EXTRACTS: "”The biggest disappointment in Glasgow was the last-minute watering down of the proposed (and widely supported) agreement to “phase out” the use of coal in energy production. With India providing political cover for China in vetoing this language, the final conference proposal was to “phase down” coal”. ---- “China accounts for more than half of the world’s coal consumption, and has the largest amount of coal-fired generating capacity under construction. Pressed about why his country would not do more in Glasgow to help save the planet, China’s chief negotiator pointed to the commitments in the Communist Party of China’s current Five-Year Plan. So, our future now depends on the CPC’s program. The tragedy for the world is that the Party cannot be phased down, much less phased out, despite the fact that it is a huge threat to the future of all of us.” ------ “To save the planet, robust democratic leadership must be phased up – not phased down, let alone phased out. Rather than merely keeping our fingers crossed and hoping for the best, we should start by calling out the appalling behavior of dictatorships such as China and Russia.”

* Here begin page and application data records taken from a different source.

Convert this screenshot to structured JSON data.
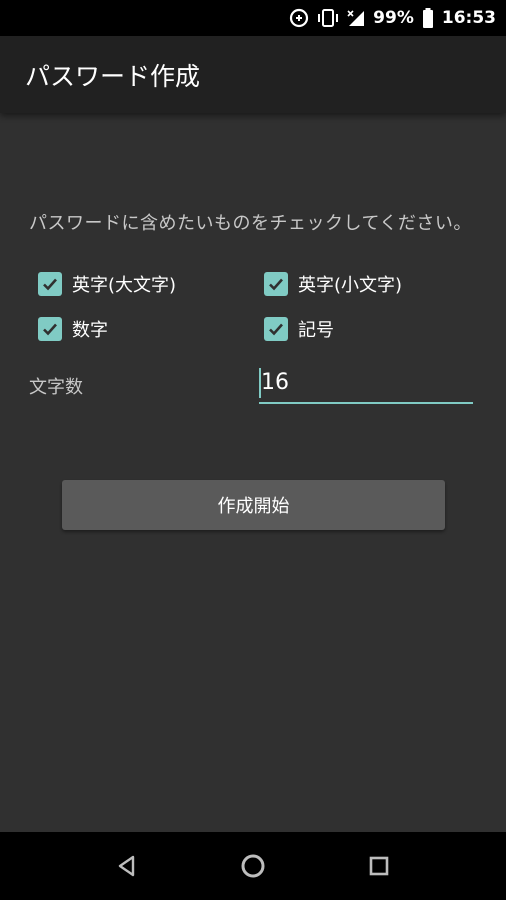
{
  "status_bar": {
    "battery_percent": "99%",
    "time": "16:53",
    "icons": [
      "data-saver-icon",
      "vibrate-icon",
      "no-signal-icon",
      "battery-icon"
    ]
  },
  "app_bar": {
    "title": "パスワード作成"
  },
  "instruction": "パスワードに含めたいものをチェックしてください。",
  "options": [
    {
      "label": "英字(大文字)",
      "checked": true
    },
    {
      "label": "英字(小文字)",
      "checked": true
    },
    {
      "label": "数字",
      "checked": true
    },
    {
      "label": "記号",
      "checked": true
    }
  ],
  "length": {
    "label": "文字数",
    "value": "16"
  },
  "start_button": {
    "label": "作成開始"
  },
  "nav_bar": {
    "icons": [
      "back-icon",
      "home-icon",
      "recents-icon"
    ]
  },
  "colors": {
    "accent": "#80cbc4",
    "background": "#303030",
    "app_bar": "#212121",
    "button": "#5a5a5a"
  }
}
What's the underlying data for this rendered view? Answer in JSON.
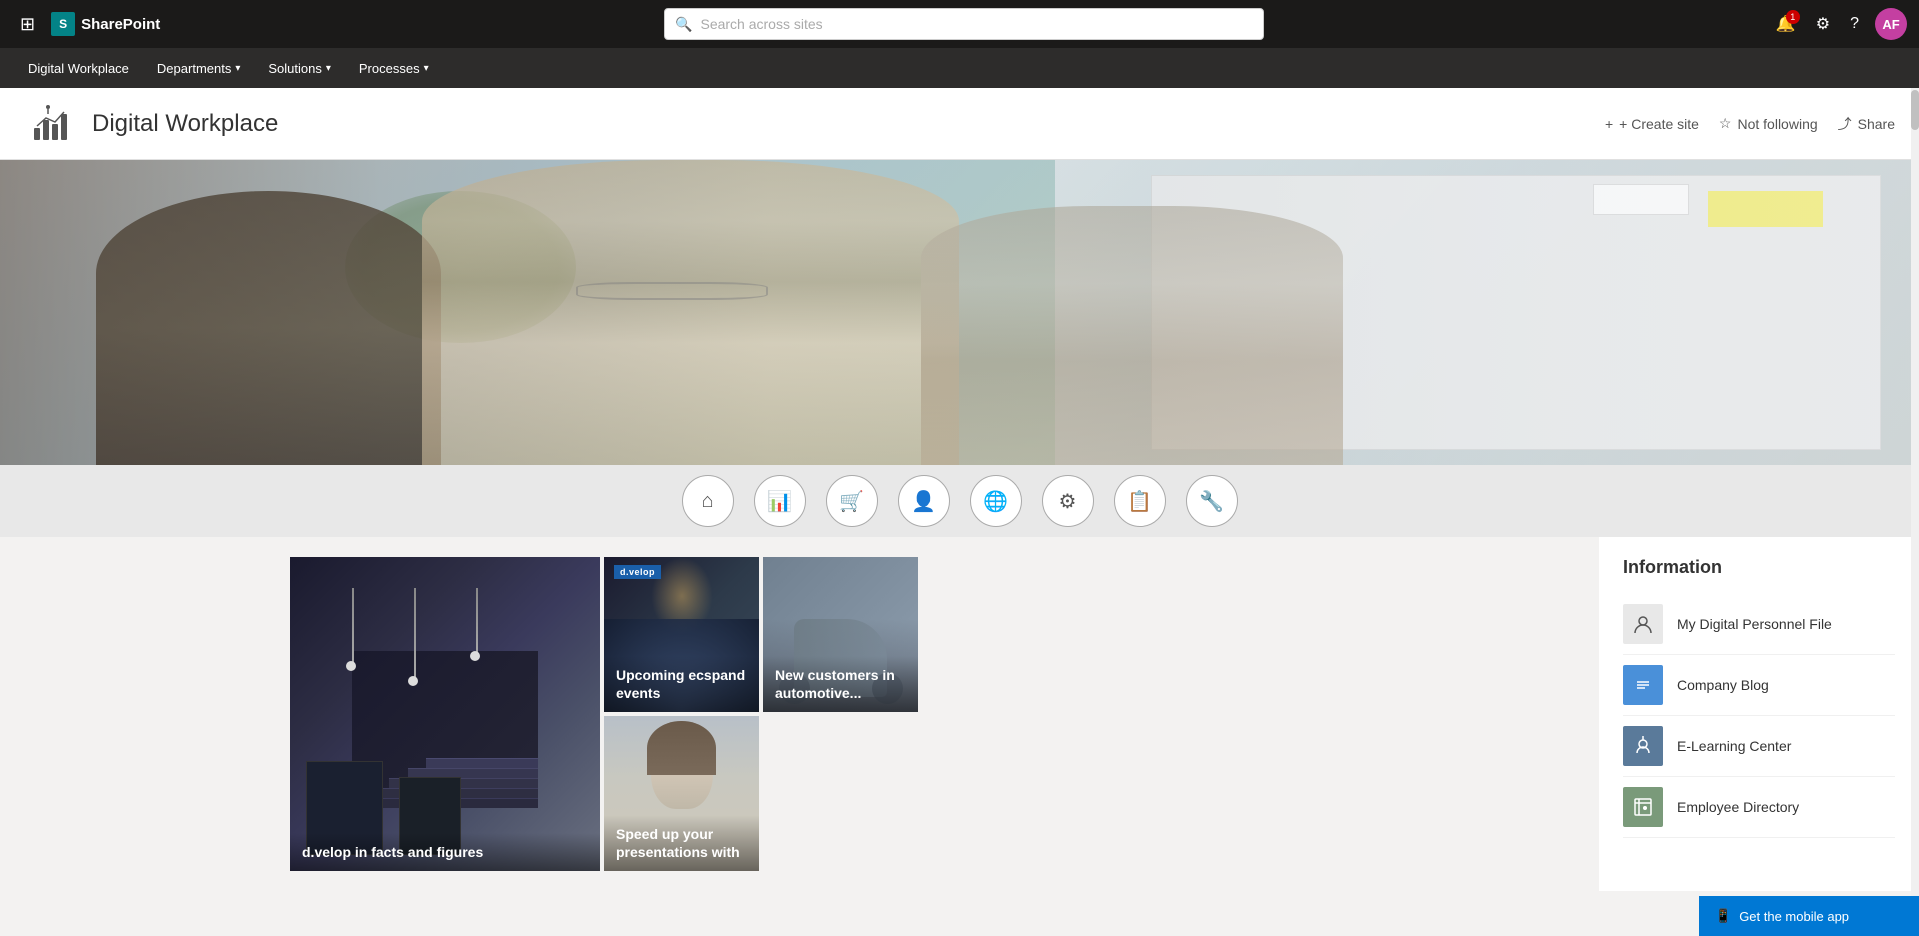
{
  "topbar": {
    "app_name": "SharePoint",
    "waffle_icon": "⊞",
    "search_placeholder": "Search across sites",
    "notification_count": "1",
    "user_initials": "AF"
  },
  "subnav": {
    "items": [
      {
        "label": "Digital Workplace",
        "has_arrow": false
      },
      {
        "label": "Departments",
        "has_arrow": true
      },
      {
        "label": "Solutions",
        "has_arrow": true
      },
      {
        "label": "Processes",
        "has_arrow": true
      }
    ]
  },
  "site_header": {
    "title": "Digital Workplace",
    "actions": {
      "create_site": "+ Create site",
      "not_following": "Not following",
      "share": "Share"
    }
  },
  "icon_bar": {
    "icons": [
      {
        "name": "home-icon",
        "symbol": "⌂"
      },
      {
        "name": "chart-icon",
        "symbol": "📊"
      },
      {
        "name": "basket-icon",
        "symbol": "🛒"
      },
      {
        "name": "person-icon",
        "symbol": "👤"
      },
      {
        "name": "globe-icon",
        "symbol": "🌐"
      },
      {
        "name": "gear-icon",
        "symbol": "⚙"
      },
      {
        "name": "clipboard-icon",
        "symbol": "📋"
      },
      {
        "name": "settings-gear-icon",
        "symbol": "⚙"
      }
    ]
  },
  "news": {
    "cards": [
      {
        "id": "card-stairs",
        "title": "d.velop in facts and figures",
        "tag": "",
        "size": "large"
      },
      {
        "id": "card-events",
        "title": "Upcoming ecspand events",
        "tag": "d.velop",
        "size": "small"
      },
      {
        "id": "card-automotive",
        "title": "New customers in automotive...",
        "tag": "",
        "size": "small"
      },
      {
        "id": "card-presentations",
        "title": "Speed up your presentations with",
        "tag": "",
        "size": "small"
      }
    ]
  },
  "information": {
    "title": "Information",
    "items": [
      {
        "label": "My Digital Personnel File",
        "icon": "person-icon"
      },
      {
        "label": "Company Blog",
        "icon": "blog-icon"
      },
      {
        "label": "E-Learning Center",
        "icon": "elearning-icon"
      },
      {
        "label": "Employee Directory",
        "icon": "directory-icon"
      }
    ]
  },
  "mobile_banner": {
    "label": "Get the mobile app"
  }
}
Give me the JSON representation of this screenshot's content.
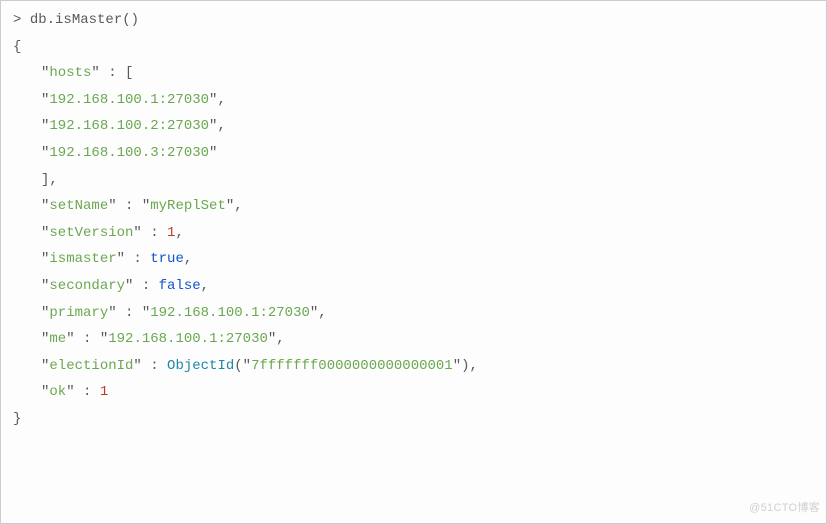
{
  "prompt_symbol": ">",
  "command": "db.isMaster()",
  "result": {
    "hosts": [
      "192.168.100.1:27030",
      "192.168.100.2:27030",
      "192.168.100.3:27030"
    ],
    "setName": "myReplSet",
    "setVersion": 1,
    "ismaster": true,
    "secondary": false,
    "primary": "192.168.100.1:27030",
    "me": "192.168.100.1:27030",
    "electionId_func": "ObjectId",
    "electionId_arg": "7fffffff0000000000000001",
    "ok": 1
  },
  "punct": {
    "open_brace": "{",
    "close_brace": "}",
    "open_bracket": "[",
    "close_bracket": "],",
    "colon_space": " : ",
    "comma": ",",
    "quote": "\"",
    "paren_open": "(",
    "paren_close_comma": "),"
  },
  "keys": {
    "hosts": "hosts",
    "setName": "setName",
    "setVersion": "setVersion",
    "ismaster": "ismaster",
    "secondary": "secondary",
    "primary": "primary",
    "me": "me",
    "electionId": "electionId",
    "ok": "ok"
  },
  "watermark": "@51CTO博客"
}
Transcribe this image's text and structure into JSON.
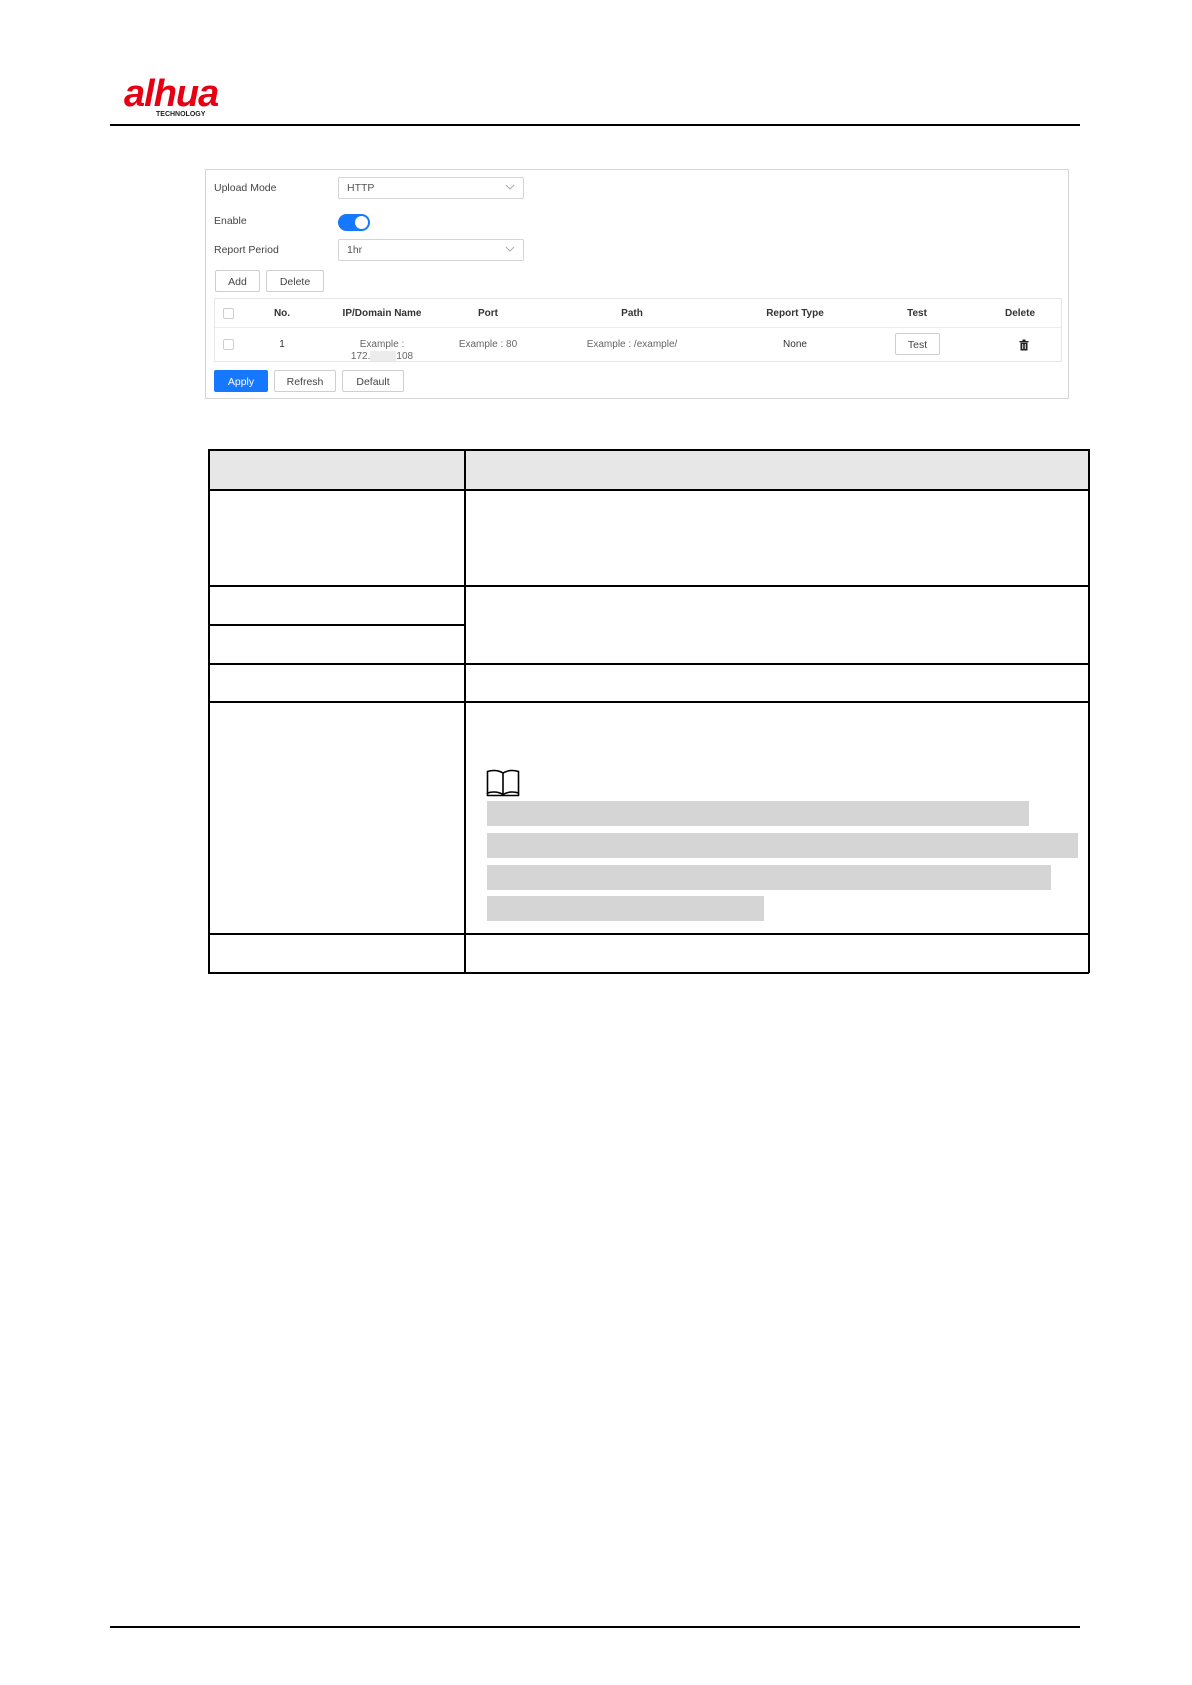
{
  "brand": {
    "logo_text": "alhua",
    "logo_sub": "TECHNOLOGY",
    "accent_color": "#e60012"
  },
  "form": {
    "upload_mode": {
      "label": "Upload Mode",
      "value": "HTTP"
    },
    "enable": {
      "label": "Enable",
      "on": true
    },
    "report_period": {
      "label": "Report Period",
      "value": "1hr"
    },
    "add_label": "Add",
    "delete_label": "Delete"
  },
  "server_table": {
    "headers": [
      "No.",
      "IP/Domain Name",
      "Port",
      "Path",
      "Report Type",
      "Test",
      "Delete"
    ],
    "rows": [
      {
        "no": "1",
        "ip_line1": "Example :",
        "ip_prefix": "172.",
        "ip_suffix": "108",
        "port": "Example : 80",
        "path": "Example : /example/",
        "report_type": "None",
        "test_label": "Test"
      }
    ]
  },
  "footer_buttons": {
    "apply": "Apply",
    "refresh": "Refresh",
    "default": "Default"
  },
  "colors": {
    "primary": "#1677ff",
    "header_fill": "#e7e7e7",
    "redaction": "#d5d5d5"
  }
}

Nov 22nd 2021
EXTRACT: "The transitory inflation debate in the United States is over. The upsurge in US inflation has turned into something far worse than the Federal Reserve expected. Perpetually optimistic financial markets are taking this largely in stride. The Fed is widely presumed to have both the wisdom and the firepower to keep underlying inflation in check. That remains to be seen."
Nov 14th 2021
EXTRACT: "S&P projects that companies are planning to install 44 gigawatts of new solar in 2022. The year 2020, despite the onset of the pandemic, saw a record-breaking 19 gigawatts of new solar capacity installed in the U.S. So given the bids out there already, it appears that in 2022 solar installers will more than double their best year ever so far. The U.S. currently has 100 gigawatts of solar electricity-generating capacity, so in just one year we are poised to add nearly 50% of our current total. A gigawatt of power can provide electricity to about 750,000 homes. So the 44 new gigawatts we’ll put in next year have a nameplate capacity that would under ideal conditions allow them to power 33 million homes." ----- "Not only is there a lot of good news on the green energy front but there is good news in the bad news for fossil fuels. S&P finds that coal plants are being retired way before the utilities had expected. Some 29 gigawatts of coal retirements are expected from 2020 through 2025. "
Nov 3rd 2021
EXTRACT: "Zemmour’s way of thinking stems from a tradition going back to the French Revolution of 1789. Catholic conservatives and right-wing intellectuals, who hated the secular republic that emerged from the revolution, have long fulminated against liberals, cosmopolitans, immigrants, and other enemies of their idea of a society based on ethnic purity, obedience to the church, and family values. They were almost invariably anti-Semitic. When Jewish army Captain Alfred Dreyfus was falsely accused of betraying his country in the notorious scandal of the 1890s, they were on the side of Dreyfus’s accusers. ---- Germany’s invasion of France in 1940 gave reactionaries of this kind the chance to form a French puppet-government in Vichy. Zemmour has had kind things to say about the Vichy regime. He also has expressed some doubt about the innocence of Dreyfus. ---- None of these views would be surprising if they came from a far-right agitator like Jean-Marie Le Pen. But Zemmour is the son of Sephardic Jewish immigrants from Algeria who lived among the Muslim Berbers."
Oct 27th 2021
EXTRACT: "performed strongly in last month’s parliamentary and regional elections. Officially, Communist Party candidates took 18.9% of the popular vote for the State Duma (parliament), compared to nearly 49.8% for the Kremlin’s United Russia party. But the Communists refused to recognize the results, insisting that the vote was rigged. And, indeed, some experts estimate that they should have gotten around 30% of the vote, with United Russia taking about 35%."